Swallowed up: Hanging around for lunch


Q. Can't say why anybody'd want to, but could you eat while hanging upside down? –D. Fledermaus


A. Swallowed food is grabbed by the smooth muscle of the esophagus, which contracts in front of the bolus and relaxes behind it, thus moving it along toward the stomach, says J.B.S. Haldane in Animal Biology. Owing to this involuntary action, one could as well ingest a meal while heels over head. But don't try this!


Q. The game sure would be different if played with a plain old spheroid instead of a "prolate spheroid." How so? And where does "specular reflection" fit into it? –J. Unitis


A. That's the shape of a football, and as you fans well know, its pointy elongatedness renders it easier to throw than if it were a simple sphere, says Timothy Gay in Football Physics: The Science of the Game. (A true prolate spheroid has more rounded ends, but a football is close.) Because of its shape, the ball is easier to carry, tucked between arm and rib cage to make fumbling less likely. "Finally, the football's unique shape gives it an exceptionally erratic bounce that has unpredictable consequences over the course of the game," Gay says.

Specular reflection is what a laser beam does when it bounces off a mirror–its angle coming in equals its angle going out, close to the way a soccer ball bounces. However, a football will have none of this sort of predictability. For punt and kickoff returners, this means the ball may land at their feet and proceed to bounce out of their grasp. Some fumble-it is victims are even asked by coaches to carry the football with them all week, but a better bet, says Gay, is to keep a low center of body mass and hold the ball four- point style: Vectors, torques and techniques triumphing amid all the black-and-blue.

Q. Time to pop the really big question: Where is human love taking our species? –Casanova
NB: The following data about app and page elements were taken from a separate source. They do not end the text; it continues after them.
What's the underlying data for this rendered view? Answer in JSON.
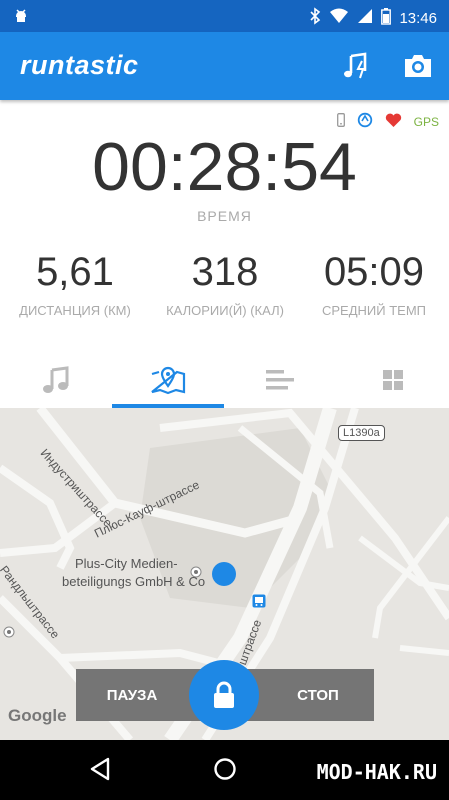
{
  "statusbar": {
    "time": "13:46"
  },
  "appbar": {
    "logo": "runtastic"
  },
  "sensors": {
    "gps_label": "GPS"
  },
  "timer": {
    "value": "00:28:54",
    "label": "ВРЕМЯ"
  },
  "stats": [
    {
      "value": "5,61",
      "label": "ДИСТАНЦИЯ (КМ)"
    },
    {
      "value": "318",
      "label": "КАЛОРИИ(Й) (КАЛ)"
    },
    {
      "value": "05:09",
      "label": "СРЕДНИЙ ТЕМП"
    }
  ],
  "tabs": {
    "active": "map"
  },
  "map": {
    "streets": [
      "Индустриштрассе",
      "Плюс-Кауф-штрассе",
      "Рандльштрассе",
      "штрассе"
    ],
    "road_badge": "L1390a",
    "poi_line1": "Plus-City Medien-",
    "poi_line2": "beteiligungs GmbH & Co",
    "attribution": "Google"
  },
  "controls": {
    "pause_label": "ПАУЗА",
    "stop_label": "СТОП"
  },
  "watermark": "MOD-HAK.RU",
  "colors": {
    "accent": "#1e88e5",
    "statusbar": "#1565c0",
    "gps": "#7cb342",
    "heart": "#e53935"
  }
}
A. As recently as a few generations ago, first- and second-cousin marriages were common– inbreeding– but today's spouses more likely hail from different cities, states, even nations, says Steve Jones in The Language of Genes. And the boon in this is a genetically healthier species because recessive genes threatening disease or malady are typically partnered with a normal copy, masking their effects.
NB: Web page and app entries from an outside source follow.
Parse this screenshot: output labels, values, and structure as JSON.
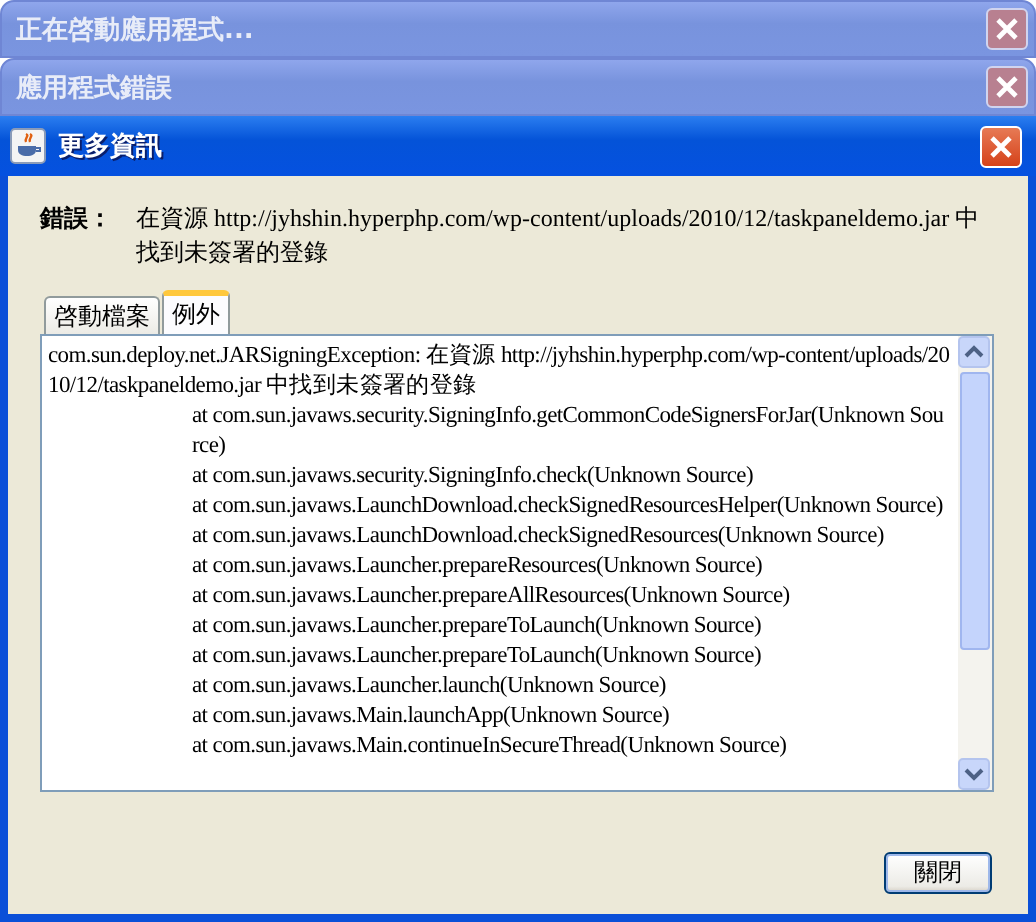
{
  "background_windows": [
    {
      "title": "正在啓動應用程式..."
    },
    {
      "title": "應用程式錯誤"
    }
  ],
  "window": {
    "title": "更多資訊"
  },
  "error": {
    "label": "錯誤：",
    "message": "在資源 http://jyhshin.hyperphp.com/wp-content/uploads/2010/12/taskpaneldemo.jar 中找到未簽署的登錄"
  },
  "tabs": [
    {
      "label": "啓動檔案",
      "selected": false
    },
    {
      "label": "例外",
      "selected": true
    }
  ],
  "exception_lines": [
    {
      "kind": "message",
      "text": "com.sun.deploy.net.JARSigningException: 在資源 http://jyhshin.hyperphp.com/wp-content/uploads/2010/12/taskpaneldemo.jar 中找到未簽署的登錄"
    },
    {
      "kind": "frame",
      "text": "at com.sun.javaws.security.SigningInfo.getCommonCodeSignersForJar(Unknown Source)"
    },
    {
      "kind": "frame",
      "text": "at com.sun.javaws.security.SigningInfo.check(Unknown Source)"
    },
    {
      "kind": "frame",
      "text": "at com.sun.javaws.LaunchDownload.checkSignedResourcesHelper(Unknown Source)"
    },
    {
      "kind": "frame",
      "text": "at com.sun.javaws.LaunchDownload.checkSignedResources(Unknown Source)"
    },
    {
      "kind": "frame",
      "text": "at com.sun.javaws.Launcher.prepareResources(Unknown Source)"
    },
    {
      "kind": "frame",
      "text": "at com.sun.javaws.Launcher.prepareAllResources(Unknown Source)"
    },
    {
      "kind": "frame",
      "text": "at com.sun.javaws.Launcher.prepareToLaunch(Unknown Source)"
    },
    {
      "kind": "frame",
      "text": "at com.sun.javaws.Launcher.prepareToLaunch(Unknown Source)"
    },
    {
      "kind": "frame",
      "text": "at com.sun.javaws.Launcher.launch(Unknown Source)"
    },
    {
      "kind": "frame",
      "text": "at com.sun.javaws.Main.launchApp(Unknown Source)"
    },
    {
      "kind": "frame",
      "text": "at com.sun.javaws.Main.continueInSecureThread(Unknown Source)"
    }
  ],
  "buttons": [
    {
      "label": "關閉"
    }
  ]
}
As the world's populations mix, damaged-gene diseases such as cystic fibrosis and sickle-cell anemia, striking Whites and Blacks respectively, will abate. "Only if a child inherits two copies of either of these will it suffer from an inborn disease. Because cystic fibrosis is unknown in Africans and sickle cell in Whites, the child of a Black- White mating is safe from both illnesses."

In time many recessive genes hidden in the descendants of mixed marriages will reappear, but this could take thousands of years. Meanwhile, ever more open-minded Cupid just may be improving the human lot.

Q. Can a 70-year-old woman have a baby? May be coming someday to a fertility clinic near you. –E. Sanger


A. In 2005, a healthy baby girl was born in a New York hospital, conceived with an egg that had been frozen and thawed, only 1 of about 125 children in the world born from frozen eggs, says Judith Newman in Discover magazine. Until recently, it was difficult to thaw unfertilized frozen eggs without destroying them. But New York University reproductive endocrinologist Jamie Grifo and his associate have now frozen and unfrozen the eggs of several women, with positive pregnancy test results comparable to what is seen with in-vitro fertilization.

Now a woman can theoretically freeze her eggs when young, then have her own genetic offspring when she is... 50, 60, or even older, says Newman. There are, of course, ethical quandaries, such as a 60-year-old having a newborn who could easily be motherless by age 15. But the technology could prove a godsend for cancer survivors, who can freeze their eggs before treatment damages their ovaries. By one method, eggs are plunged into liquid nitrogen and cooled at a rate of 36,000 degrees F per minute to 385 degrees F below zero. The thawed eggs have a survival rate of about 90 percent.

"It's too soon to tell if lots of women will actually end up using egg-freezing to delay having families," says Dr. Grifo, "but at least it gives them the possibility."

Send Strange questions to brothers Bill and Rich at strangetrue@compuserve.com, coauthors of "Can a Guy Get Pregnant? Scientific Answers to Everyday (and Not-So- Everyday) Questions," from Pi Press.